Cooperation is essential to handle the wildfire problem, panel says
Federal agencies and other groups frequently cooperate on fighting wildfires.
The Aspen Institute and Nature Conservancy are looking at how they might work to stop fires before they start and convened a panel of experts to talk about the problem.
As wildfires grow hotter and burn longer, it takes more resources to fight them.
Experts say that more funding is needed for wildfire prevention. That means thinning fuel with managed wildfire, prescribed burns and small-scale logging, also known as mechanical thinning.
But there are a lot of different landowners in the West, and that can make large-scale projects difficult.
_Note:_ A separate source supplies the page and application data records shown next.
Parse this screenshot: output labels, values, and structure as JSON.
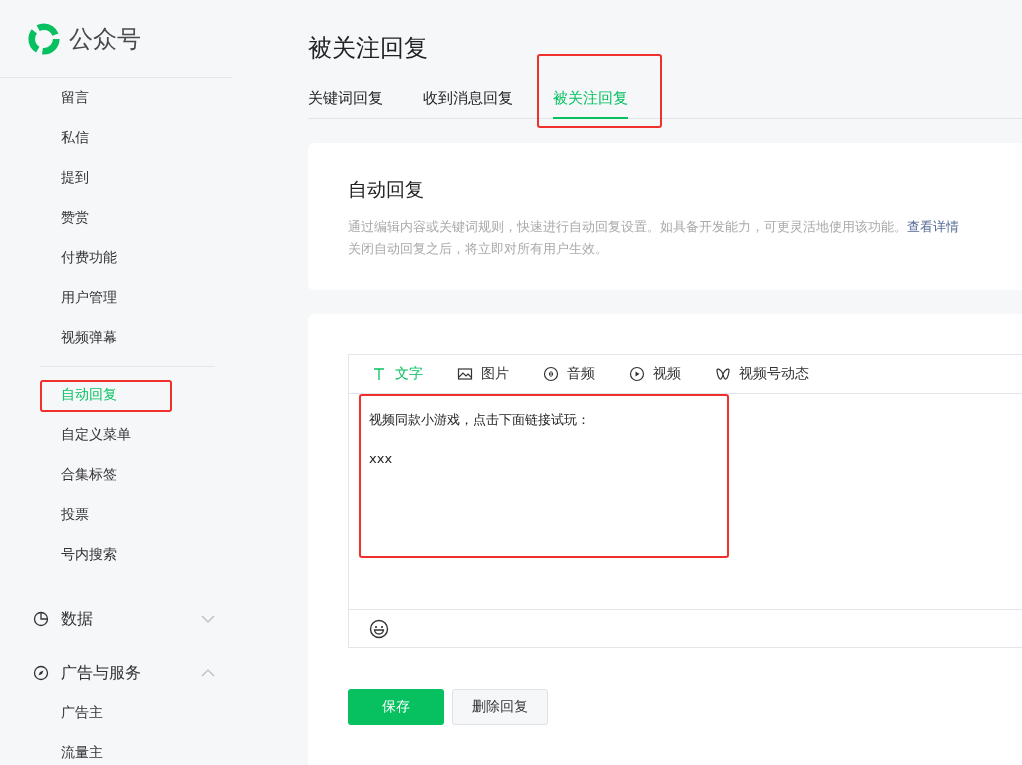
{
  "logo": {
    "text": "公众号"
  },
  "sidebar": {
    "sections": [
      {
        "items": [
          {
            "label": "留言",
            "selected": false,
            "highlighted": false
          },
          {
            "label": "私信",
            "selected": false,
            "highlighted": false
          },
          {
            "label": "提到",
            "selected": false,
            "highlighted": false
          },
          {
            "label": "赞赏",
            "selected": false,
            "highlighted": false
          },
          {
            "label": "付费功能",
            "selected": false,
            "highlighted": false
          },
          {
            "label": "用户管理",
            "selected": false,
            "highlighted": false
          },
          {
            "label": "视频弹幕",
            "selected": false,
            "highlighted": false
          }
        ]
      },
      {
        "items": [
          {
            "label": "自动回复",
            "selected": true,
            "highlighted": true
          },
          {
            "label": "自定义菜单",
            "selected": false,
            "highlighted": false
          },
          {
            "label": "合集标签",
            "selected": false,
            "highlighted": false
          },
          {
            "label": "投票",
            "selected": false,
            "highlighted": false
          },
          {
            "label": "号内搜索",
            "selected": false,
            "highlighted": false
          }
        ]
      }
    ],
    "groups": [
      {
        "label": "数据",
        "expanded": false
      },
      {
        "label": "广告与服务",
        "expanded": true,
        "children": [
          {
            "label": "广告主",
            "selected": false
          },
          {
            "label": "流量主",
            "selected": false
          }
        ]
      }
    ]
  },
  "page": {
    "title": "被关注回复",
    "tabs": [
      {
        "label": "关键词回复",
        "selected": false,
        "highlighted": false
      },
      {
        "label": "收到消息回复",
        "selected": false,
        "highlighted": false
      },
      {
        "label": "被关注回复",
        "selected": true,
        "highlighted": true
      }
    ]
  },
  "info_card": {
    "title": "自动回复",
    "description": "通过编辑内容或关键词规则，快速进行自动回复设置。如具备开发能力，可更灵活地使用该功能。",
    "link": "查看详情",
    "note": "关闭自动回复之后，将立即对所有用户生效。"
  },
  "editor": {
    "tabs": [
      {
        "label": "文字",
        "selected": true
      },
      {
        "label": "图片",
        "selected": false
      },
      {
        "label": "音频",
        "selected": false
      },
      {
        "label": "视频",
        "selected": false
      },
      {
        "label": "视频号动态",
        "selected": false
      }
    ],
    "content": {
      "highlighted": true,
      "paragraphs": [
        "视频同款小游戏，点击下面链接试玩：",
        "xxx"
      ]
    }
  },
  "buttons": [
    {
      "label": "保存",
      "kind": "primary"
    },
    {
      "label": "删除回复",
      "kind": "default"
    }
  ]
}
"When it comes to wildfire, boundaries don’t mean much, and there really needs to be close cooperation among private landowners, tribal governments, state land owners and the federal government," said David Hayes, the Biden administration's special assistant to the president for climate policy.
Arizona foresters recently began to work with federal agencies on small-scale thinning projects.